They’re often called the “exclamation points” of the landscape, drawing attention in a not-so-subtle way. Of course, we’re talking about columnar (aka fastigiate) plants, and today we’re highlighting some of the best options. Skinny plants are invaluable for reasons other than their ability to catch the eye. They also have a small footprint, which makes them ideal for siting in narrow places, including along the side of a house or in a tight spot between established plants in a border. Their habit is clear, concise, and always intriguing.
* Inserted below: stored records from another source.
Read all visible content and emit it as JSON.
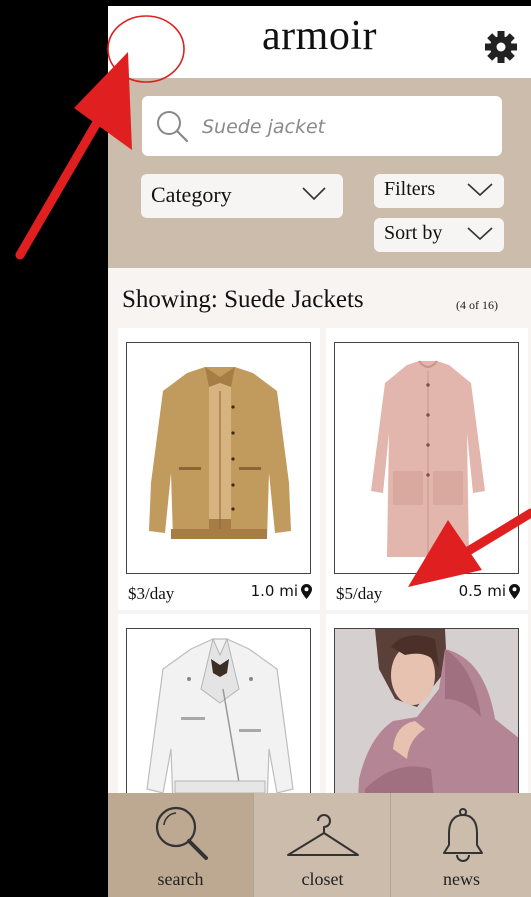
{
  "header": {
    "title": "armoir",
    "settings_icon": "gear-icon"
  },
  "search": {
    "placeholder": "Suede jacket",
    "value": ""
  },
  "filters": {
    "category_label": "Category",
    "filters_label": "Filters",
    "sort_label": "Sort by"
  },
  "results": {
    "title": "Showing: Suede Jackets",
    "count": "(4 of 16)",
    "items": [
      {
        "price": "$3/day",
        "distance": "1.0 mi",
        "image": "tan-suede-jacket"
      },
      {
        "price": "$5/day",
        "distance": "0.5 mi",
        "image": "pink-suede-coat"
      },
      {
        "price": "",
        "distance": "",
        "image": "white-leather-jacket"
      },
      {
        "price": "",
        "distance": "",
        "image": "mauve-hoodie"
      }
    ]
  },
  "nav": {
    "items": [
      {
        "label": "search",
        "icon": "search-icon"
      },
      {
        "label": "closet",
        "icon": "hanger-icon"
      },
      {
        "label": "news",
        "icon": "bell-icon"
      }
    ]
  },
  "colors": {
    "panel": "#cbbcab",
    "nav_active": "#bda992",
    "annotation": "#e02020",
    "background": "#000000"
  }
}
Along with our guest, Richie Steffen from the Elizabeth C. Miller Botanical Garden, we’re discussing skinny trees, shrubs, and even a few perennials that will give your garden an instant focal point like no other.
Special guest: Richie Steffen is executive director of the Elisabeth C. Miller Botanical Garden in Seattle.
White Pillar® rose of Sharon (Hibiscus syriacus ‘Gandini van Aart’, Zones 5–9)
Giant coneflower (Rudbeckia maxima, Zones 4–9)
‘Green Arrow’ Alaskan cedar (Chamaecyparis nootkatensis, Zones 4–8)
‘Elegant Feather’ dog fennel (Eupatorium capillifolium ‘Elegant Feather’, Zones 6–9)
Upright Japanese plum yew (Cephalotaxus harringtonia ‘Fastigiata’, Zones 5–9)
Laced Up® elderberry (Sambucus nigra ‘SNR1292’, Zones 4–7)
Purple Arrow® little bluestem (Schizachyrium scoparium ‘Nonwrr’, Zones 3–9)
‘Slender Silhouette’ sweetgum (Liquidambar styraciflua ‘Slender Silhouette’, Zones 5–9)
Richie Steffen is executive director of the Elisabeth C. Miller Botanical Garden in Seattle.
Tokyo wood fern (Dryopteris tokyoensi, Zones 5–8)
Golden English yew (Taxus baccata ‘Standishii’, Zones 5–8)
Primo™ Eastern arborvitae (Thuja occidentalis ‘IslPrim’, Zones 2–8)